------ Provided material ------
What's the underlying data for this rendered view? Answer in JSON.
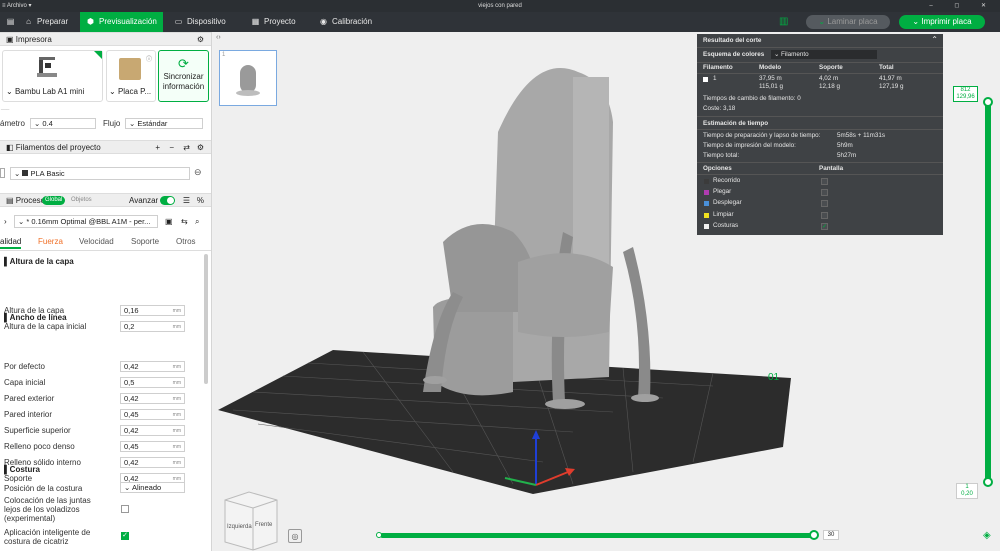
{
  "titlebar": {
    "menu": "Archivo",
    "title": "viejos con pared"
  },
  "tabs": [
    {
      "label": "Preparar",
      "icon": "home-icon"
    },
    {
      "label": "Previsualización",
      "icon": "cube-icon"
    },
    {
      "label": "Dispositivo",
      "icon": "monitor-icon"
    },
    {
      "label": "Proyecto",
      "icon": "document-icon"
    },
    {
      "label": "Calibración",
      "icon": "target-icon"
    }
  ],
  "toolbar": {
    "slice_label": "Laminar placa",
    "print_label": "Imprimir placa"
  },
  "printer": {
    "section_label": "Impresora",
    "printer_name": "Bambu Lab A1 mini",
    "plate_name": "Placa P...",
    "sync_label_1": "Sincronizar",
    "sync_label_2": "información",
    "nozzle_label": "ámetro",
    "nozzle_value": "0.4",
    "flow_label": "Flujo",
    "flow_value": "Estándar"
  },
  "filaments": {
    "section_label": "Filamentos del proyecto",
    "item": "PLA Basic"
  },
  "process": {
    "section_label": "Proceso",
    "toggle_global": "Global",
    "toggle_objects": "Objetos",
    "advanced_label": "Avanzar",
    "preset": "* 0.16mm Optimal @BBL A1M - per...",
    "tabs": [
      "alidad",
      "Fuerza",
      "Velocidad",
      "Soporte",
      "Otros"
    ]
  },
  "layer_height": {
    "heading": "Altura de la capa",
    "rows": [
      {
        "label": "Altura de la capa",
        "value": "0,16",
        "unit": "mm"
      },
      {
        "label": "Altura de la capa inicial",
        "value": "0,2",
        "unit": "mm"
      }
    ]
  },
  "line_width": {
    "heading": "Ancho de línea",
    "rows": [
      {
        "label": "Por defecto",
        "value": "0,42",
        "unit": "mm"
      },
      {
        "label": "Capa inicial",
        "value": "0,5",
        "unit": "mm"
      },
      {
        "label": "Pared exterior",
        "value": "0,42",
        "unit": "mm"
      },
      {
        "label": "Pared interior",
        "value": "0,45",
        "unit": "mm"
      },
      {
        "label": "Superficie superior",
        "value": "0,42",
        "unit": "mm"
      },
      {
        "label": "Relleno poco denso",
        "value": "0,45",
        "unit": "mm"
      },
      {
        "label": "Relleno sólido interno",
        "value": "0,42",
        "unit": "mm"
      },
      {
        "label": "Soporte",
        "value": "0,42",
        "unit": "mm"
      }
    ]
  },
  "seam": {
    "heading": "Costura",
    "position_label": "Posición de la costura",
    "position_value": "Alineado",
    "placement_label_1": "Colocación de las juntas",
    "placement_label_2": "lejos de los voladizos",
    "placement_label_3": "(experimental)",
    "smart_label_1": "Aplicación inteligente de",
    "smart_label_2": "costura de cicatriz"
  },
  "results": {
    "title": "Resultado del corte",
    "color_scheme_label": "Esquema de colores",
    "color_scheme_value": "Filamento",
    "cols": [
      "Filamento",
      "Modelo",
      "Soporte",
      "Total"
    ],
    "fil_id": "1",
    "model_m": "37,95 m",
    "model_g": "115,01 g",
    "support_m": "4,02 m",
    "support_g": "12,18 g",
    "total_m": "41,97 m",
    "total_g": "127,19 g",
    "changes": "Tiempos de cambio de filamento:  0",
    "cost": "Coste:  3,18",
    "time_heading": "Estimación de tiempo",
    "prep_label": "Tiempo de preparación y lapso de tiempo:",
    "prep_value": "5m58s + 11m31s",
    "print_label": "Tiempo de impresión del modelo:",
    "print_value": "5h9m",
    "total_label": "Tiempo total:",
    "total_value": "5h27m",
    "options_label": "Opciones",
    "display_label": "Pantalla",
    "options": [
      {
        "label": "Recorrido",
        "color": "#3b3b3b"
      },
      {
        "label": "Plegar",
        "color": "#b03cb0"
      },
      {
        "label": "Desplegar",
        "color": "#4a90d9"
      },
      {
        "label": "Limpiar",
        "color": "#f0e020"
      },
      {
        "label": "Costuras",
        "color": "#f0f0f0"
      }
    ]
  },
  "layer_slider": {
    "top_1": "812",
    "top_2": "129,96",
    "bottom_1": "1",
    "bottom_2": "0,20"
  },
  "move_slider": {
    "value": "30"
  },
  "view_cube": {
    "left": "Izquierda",
    "front": "Frente"
  },
  "plate_label": "01",
  "colors": {
    "accent": "#00ae42",
    "dark": "#2f3338"
  }
}
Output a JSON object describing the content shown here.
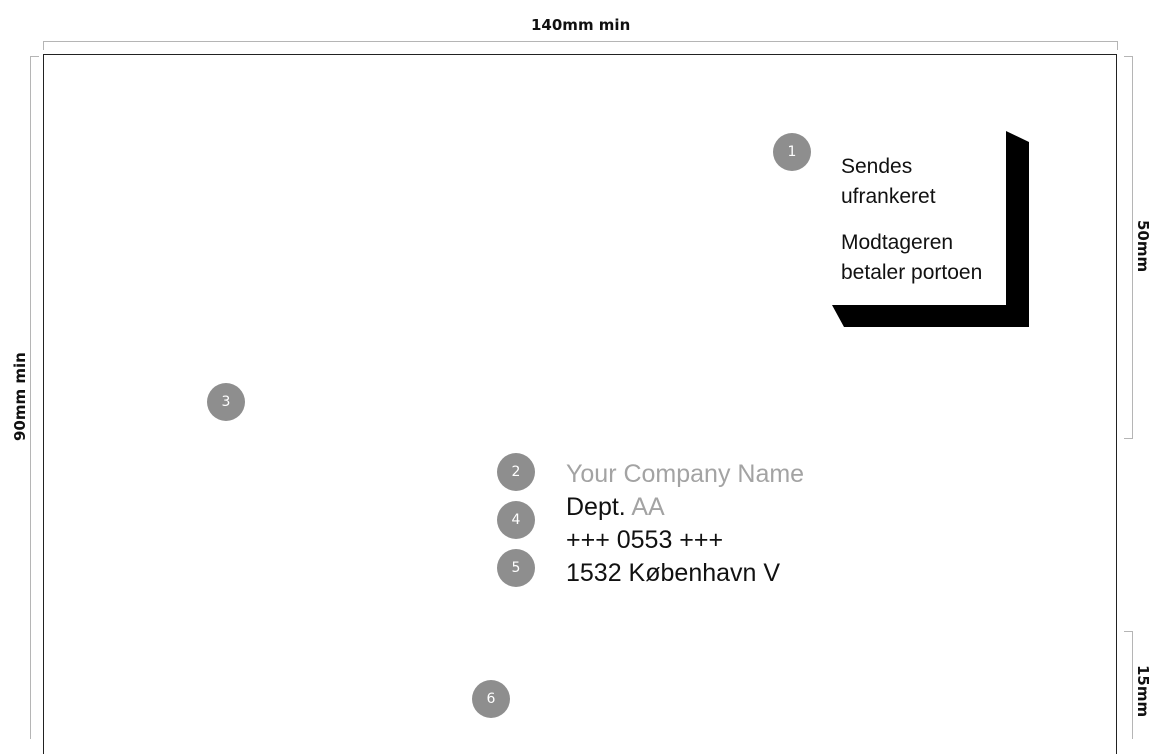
{
  "dimensions": {
    "width_label": "140mm min",
    "height_label": "90mm min",
    "top_right_label": "50mm",
    "bottom_right_label": "15mm"
  },
  "markers": [
    "1",
    "2",
    "3",
    "4",
    "5",
    "6"
  ],
  "postage_box": {
    "line1": "Sendes",
    "line2": "ufrankeret",
    "line3": "Modtageren",
    "line4": "betaler portoen"
  },
  "address": {
    "company": "Your Company Name",
    "dept_prefix": "Dept.",
    "dept_code": "AA",
    "box_number": "+++ 0553 +++",
    "city_line": "1532 København V"
  },
  "colors": {
    "marker_fill": "#8e8e8e",
    "muted_text": "#a3a3a3",
    "frame_black": "#000000",
    "guide_line": "#b5b5b5"
  }
}
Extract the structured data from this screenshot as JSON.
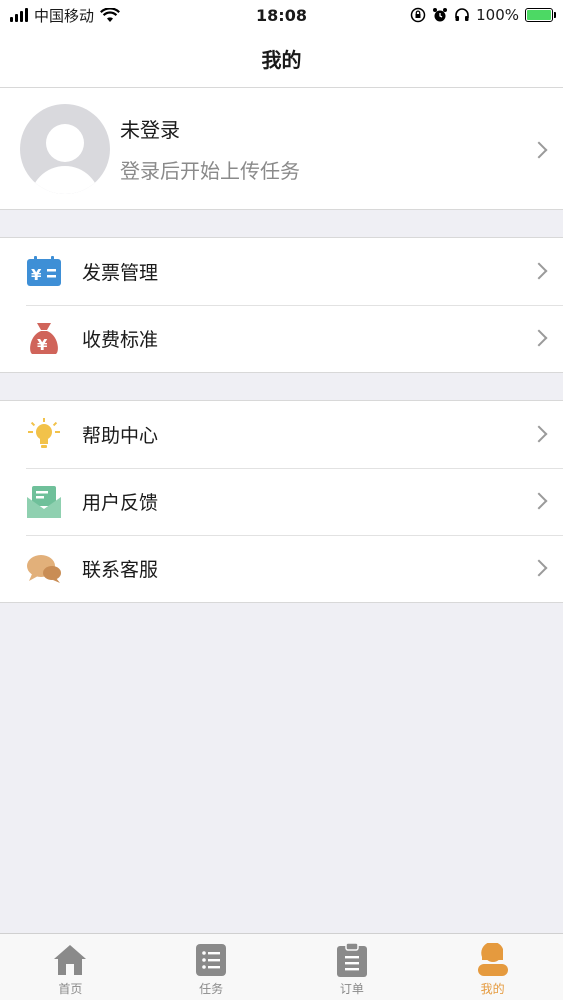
{
  "status_bar": {
    "carrier": "中国移动",
    "time": "18:08",
    "battery": "100%"
  },
  "nav": {
    "title": "我的"
  },
  "profile": {
    "name": "未登录",
    "hint": "登录后开始上传任务"
  },
  "menu_groups": [
    {
      "items": [
        {
          "label": "发票管理",
          "icon": "invoice-icon",
          "color": "#3e8fd6"
        },
        {
          "label": "收费标准",
          "icon": "money-bag-icon",
          "color": "#d0645a"
        }
      ]
    },
    {
      "items": [
        {
          "label": "帮助中心",
          "icon": "lightbulb-icon",
          "color": "#f2c24a"
        },
        {
          "label": "用户反馈",
          "icon": "feedback-mail-icon",
          "color": "#6fc09a"
        },
        {
          "label": "联系客服",
          "icon": "chat-bubbles-icon",
          "color": "#d9a36a"
        }
      ]
    }
  ],
  "tabs": [
    {
      "label": "首页",
      "icon": "home-icon"
    },
    {
      "label": "任务",
      "icon": "task-list-icon"
    },
    {
      "label": "订单",
      "icon": "order-clipboard-icon"
    },
    {
      "label": "我的",
      "icon": "profile-icon",
      "active": true
    }
  ],
  "colors": {
    "accent": "#e59a3e",
    "inactive": "#8a8a8a",
    "background": "#efeff4"
  }
}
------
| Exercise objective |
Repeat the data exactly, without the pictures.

| Answer section |
What's the underlying data for this rendered view? Answer in JSON.
{
  "titlebar": {
    "menu": "Archivo",
    "title": "viejos con pared"
  },
  "tabs": [
    {
      "label": "Preparar",
      "icon": "home-icon"
    },
    {
      "label": "Previsualización",
      "icon": "cube-icon"
    },
    {
      "label": "Dispositivo",
      "icon": "monitor-icon"
    },
    {
      "label": "Proyecto",
      "icon": "document-icon"
    },
    {
      "label": "Calibración",
      "icon": "target-icon"
    }
  ],
  "toolbar": {
    "slice_label": "Laminar placa",
    "print_label": "Imprimir placa"
  },
  "printer": {
    "section_label": "Impresora",
    "printer_name": "Bambu Lab A1 mini",
    "plate_name": "Placa P...",
    "sync_label_1": "Sincronizar",
    "sync_label_2": "información",
    "nozzle_label": "ámetro",
    "nozzle_value": "0.4",
    "flow_label": "Flujo",
    "flow_value": "Estándar"
  },
  "filaments": {
    "section_label": "Filamentos del proyecto",
    "item": "PLA Basic"
  },
  "process": {
    "section_label": "Proceso",
    "toggle_global": "Global",
    "toggle_objects": "Objetos",
    "advanced_label": "Avanzar",
    "preset": "* 0.16mm Optimal @BBL A1M - per...",
    "tabs": [
      "alidad",
      "Fuerza",
      "Velocidad",
      "Soporte",
      "Otros"
    ]
  },
  "layer_height": {
    "heading": "Altura de la capa",
    "rows": [
      {
        "label": "Altura de la capa",
        "value": "0,16",
        "unit": "mm"
      },
      {
        "label": "Altura de la capa inicial",
        "value": "0,2",
        "unit": "mm"
      }
    ]
  },
  "line_width": {
    "heading": "Ancho de línea",
    "rows": [
      {
        "label": "Por defecto",
        "value": "0,42",
        "unit": "mm"
      },
      {
        "label": "Capa inicial",
        "value": "0,5",
        "unit": "mm"
      },
      {
        "label": "Pared exterior",
        "value": "0,42",
        "unit": "mm"
      },
      {
        "label": "Pared interior",
        "value": "0,45",
        "unit": "mm"
      },
      {
        "label": "Superficie superior",
        "value": "0,42",
        "unit": "mm"
      },
      {
        "label": "Relleno poco denso",
        "value": "0,45",
        "unit": "mm"
      },
      {
        "label": "Relleno sólido interno",
        "value": "0,42",
        "unit": "mm"
      },
      {
        "label": "Soporte",
        "value": "0,42",
        "unit": "mm"
      }
    ]
  },
  "seam": {
    "heading": "Costura",
    "position_label": "Posición de la costura",
    "position_value": "Alineado",
    "placement_label_1": "Colocación de las juntas",
    "placement_label_2": "lejos de los voladizos",
    "placement_label_3": "(experimental)",
    "smart_label_1": "Aplicación inteligente de",
    "smart_label_2": "costura de cicatriz"
  },
  "results": {
    "title": "Resultado del corte",
    "color_scheme_label": "Esquema de colores",
    "color_scheme_value": "Filamento",
    "cols": [
      "Filamento",
      "Modelo",
      "Soporte",
      "Total"
    ],
    "fil_id": "1",
    "model_m": "37,95 m",
    "model_g": "115,01 g",
    "support_m": "4,02 m",
    "support_g": "12,18 g",
    "total_m": "41,97 m",
    "total_g": "127,19 g",
    "changes": "Tiempos de cambio de filamento:  0",
    "cost": "Coste:  3,18",
    "time_heading": "Estimación de tiempo",
    "prep_label": "Tiempo de preparación y lapso de tiempo:",
    "prep_value": "5m58s + 11m31s",
    "print_label": "Tiempo de impresión del modelo:",
    "print_value": "5h9m",
    "total_label": "Tiempo total:",
    "total_value": "5h27m",
    "options_label": "Opciones",
    "display_label": "Pantalla",
    "options": [
      {
        "label": "Recorrido",
        "color": "#3b3b3b"
      },
      {
        "label": "Plegar",
        "color": "#b03cb0"
      },
      {
        "label": "Desplegar",
        "color": "#4a90d9"
      },
      {
        "label": "Limpiar",
        "color": "#f0e020"
      },
      {
        "label": "Costuras",
        "color": "#f0f0f0"
      }
    ]
  },
  "layer_slider": {
    "top_1": "812",
    "top_2": "129,96",
    "bottom_1": "1",
    "bottom_2": "0,20"
  },
  "move_slider": {
    "value": "30"
  },
  "view_cube": {
    "left": "Izquierda",
    "front": "Frente"
  },
  "plate_label": "01",
  "colors": {
    "accent": "#00ae42",
    "dark": "#2f3338"
  }
}
Output a JSON object describing the content shown here.
{
  "dimensions": {
    "width_label": "140mm min",
    "height_label": "90mm min",
    "top_right_label": "50mm",
    "bottom_right_label": "15mm"
  },
  "markers": [
    "1",
    "2",
    "3",
    "4",
    "5",
    "6"
  ],
  "postage_box": {
    "line1": "Sendes",
    "line2": "ufrankeret",
    "line3": "Modtageren",
    "line4": "betaler portoen"
  },
  "address": {
    "company": "Your Company Name",
    "dept_prefix": "Dept.",
    "dept_code": "AA",
    "box_number": "+++ 0553 +++",
    "city_line": "1532 København V"
  },
  "colors": {
    "marker_fill": "#8e8e8e",
    "muted_text": "#a3a3a3",
    "frame_black": "#000000",
    "guide_line": "#b5b5b5"
  }
}
Extract the structured data from this screenshot as JSON.
{
  "status_bar": {
    "carrier": "中国移动",
    "time": "18:08",
    "battery": "100%"
  },
  "nav": {
    "title": "我的"
  },
  "profile": {
    "name": "未登录",
    "hint": "登录后开始上传任务"
  },
  "menu_groups": [
    {
      "items": [
        {
          "label": "发票管理",
          "icon": "invoice-icon",
          "color": "#3e8fd6"
        },
        {
          "label": "收费标准",
          "icon": "money-bag-icon",
          "color": "#d0645a"
        }
      ]
    },
    {
      "items": [
        {
          "label": "帮助中心",
          "icon": "lightbulb-icon",
          "color": "#f2c24a"
        },
        {
          "label": "用户反馈",
          "icon": "feedback-mail-icon",
          "color": "#6fc09a"
        },
        {
          "label": "联系客服",
          "icon": "chat-bubbles-icon",
          "color": "#d9a36a"
        }
      ]
    }
  ],
  "tabs": [
    {
      "label": "首页",
      "icon": "home-icon"
    },
    {
      "label": "任务",
      "icon": "task-list-icon"
    },
    {
      "label": "订单",
      "icon": "order-clipboard-icon"
    },
    {
      "label": "我的",
      "icon": "profile-icon",
      "active": true
    }
  ],
  "colors": {
    "accent": "#e59a3e",
    "inactive": "#8a8a8a",
    "background": "#efeff4"
  }
}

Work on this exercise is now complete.